**EXERCISE**
Write out every record again, exactly.

Data about app and page elements
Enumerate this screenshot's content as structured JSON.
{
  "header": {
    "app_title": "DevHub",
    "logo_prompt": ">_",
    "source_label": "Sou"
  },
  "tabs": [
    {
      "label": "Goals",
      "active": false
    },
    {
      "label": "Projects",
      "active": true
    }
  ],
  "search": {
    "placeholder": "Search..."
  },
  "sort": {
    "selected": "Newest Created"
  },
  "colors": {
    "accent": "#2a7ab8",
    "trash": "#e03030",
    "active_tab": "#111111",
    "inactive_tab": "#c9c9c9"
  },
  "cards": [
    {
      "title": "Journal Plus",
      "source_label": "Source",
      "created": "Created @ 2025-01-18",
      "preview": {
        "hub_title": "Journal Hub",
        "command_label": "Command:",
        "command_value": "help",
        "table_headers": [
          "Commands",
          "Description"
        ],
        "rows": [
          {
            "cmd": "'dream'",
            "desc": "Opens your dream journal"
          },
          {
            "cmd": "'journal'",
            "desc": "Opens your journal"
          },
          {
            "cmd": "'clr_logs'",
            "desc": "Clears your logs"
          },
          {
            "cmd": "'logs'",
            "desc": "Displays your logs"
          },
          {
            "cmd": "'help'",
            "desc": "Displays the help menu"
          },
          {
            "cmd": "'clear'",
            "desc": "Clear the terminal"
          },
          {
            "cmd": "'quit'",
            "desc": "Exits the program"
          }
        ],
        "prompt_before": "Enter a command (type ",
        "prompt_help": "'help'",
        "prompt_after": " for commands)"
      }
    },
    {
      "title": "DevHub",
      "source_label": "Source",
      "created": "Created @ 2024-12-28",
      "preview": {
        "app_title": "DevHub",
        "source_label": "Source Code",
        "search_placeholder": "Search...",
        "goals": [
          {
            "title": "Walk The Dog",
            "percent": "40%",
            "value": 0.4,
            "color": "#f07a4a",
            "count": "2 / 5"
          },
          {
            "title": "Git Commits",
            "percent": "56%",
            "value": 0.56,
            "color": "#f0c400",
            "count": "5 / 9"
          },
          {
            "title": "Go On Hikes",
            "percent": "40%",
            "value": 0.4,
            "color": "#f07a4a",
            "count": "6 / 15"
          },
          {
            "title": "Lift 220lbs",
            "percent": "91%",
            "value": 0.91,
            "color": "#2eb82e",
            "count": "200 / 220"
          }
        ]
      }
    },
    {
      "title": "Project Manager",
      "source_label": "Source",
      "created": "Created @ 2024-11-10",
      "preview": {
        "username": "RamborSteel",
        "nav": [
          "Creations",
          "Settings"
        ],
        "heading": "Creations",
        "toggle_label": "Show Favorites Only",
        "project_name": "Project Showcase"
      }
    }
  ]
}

**EXPECTED OUTPUT**
Enumerate this screenshot's content as structured JSON.
{
  "header": {
    "app_title": "DevHub",
    "logo_prompt": ">_",
    "source_label": "Sou"
  },
  "tabs": [
    {
      "label": "Goals",
      "active": false
    },
    {
      "label": "Projects",
      "active": true
    }
  ],
  "search": {
    "placeholder": "Search..."
  },
  "sort": {
    "selected": "Newest Created"
  },
  "colors": {
    "accent": "#2a7ab8",
    "trash": "#e03030",
    "active_tab": "#111111",
    "inactive_tab": "#c9c9c9"
  },
  "cards": [
    {
      "title": "Journal Plus",
      "source_label": "Source",
      "created": "Created @ 2025-01-18",
      "preview": {
        "hub_title": "Journal Hub",
        "command_label": "Command:",
        "command_value": "help",
        "table_headers": [
          "Commands",
          "Description"
        ],
        "rows": [
          {
            "cmd": "'dream'",
            "desc": "Opens your dream journal"
          },
          {
            "cmd": "'journal'",
            "desc": "Opens your journal"
          },
          {
            "cmd": "'clr_logs'",
            "desc": "Clears your logs"
          },
          {
            "cmd": "'logs'",
            "desc": "Displays your logs"
          },
          {
            "cmd": "'help'",
            "desc": "Displays the help menu"
          },
          {
            "cmd": "'clear'",
            "desc": "Clear the terminal"
          },
          {
            "cmd": "'quit'",
            "desc": "Exits the program"
          }
        ],
        "prompt_before": "Enter a command (type ",
        "prompt_help": "'help'",
        "prompt_after": " for commands)"
      }
    },
    {
      "title": "DevHub",
      "source_label": "Source",
      "created": "Created @ 2024-12-28",
      "preview": {
        "app_title": "DevHub",
        "source_label": "Source Code",
        "search_placeholder": "Search...",
        "goals": [
          {
            "title": "Walk The Dog",
            "percent": "40%",
            "value": 0.4,
            "color": "#f07a4a",
            "count": "2 / 5"
          },
          {
            "title": "Git Commits",
            "percent": "56%",
            "value": 0.56,
            "color": "#f0c400",
            "count": "5 / 9"
          },
          {
            "title": "Go On Hikes",
            "percent": "40%",
            "value": 0.4,
            "color": "#f07a4a",
            "count": "6 / 15"
          },
          {
            "title": "Lift 220lbs",
            "percent": "91%",
            "value": 0.91,
            "color": "#2eb82e",
            "count": "200 / 220"
          }
        ]
      }
    },
    {
      "title": "Project Manager",
      "source_label": "Source",
      "created": "Created @ 2024-11-10",
      "preview": {
        "username": "RamborSteel",
        "nav": [
          "Creations",
          "Settings"
        ],
        "heading": "Creations",
        "toggle_label": "Show Favorites Only",
        "project_name": "Project Showcase"
      }
    }
  ]
}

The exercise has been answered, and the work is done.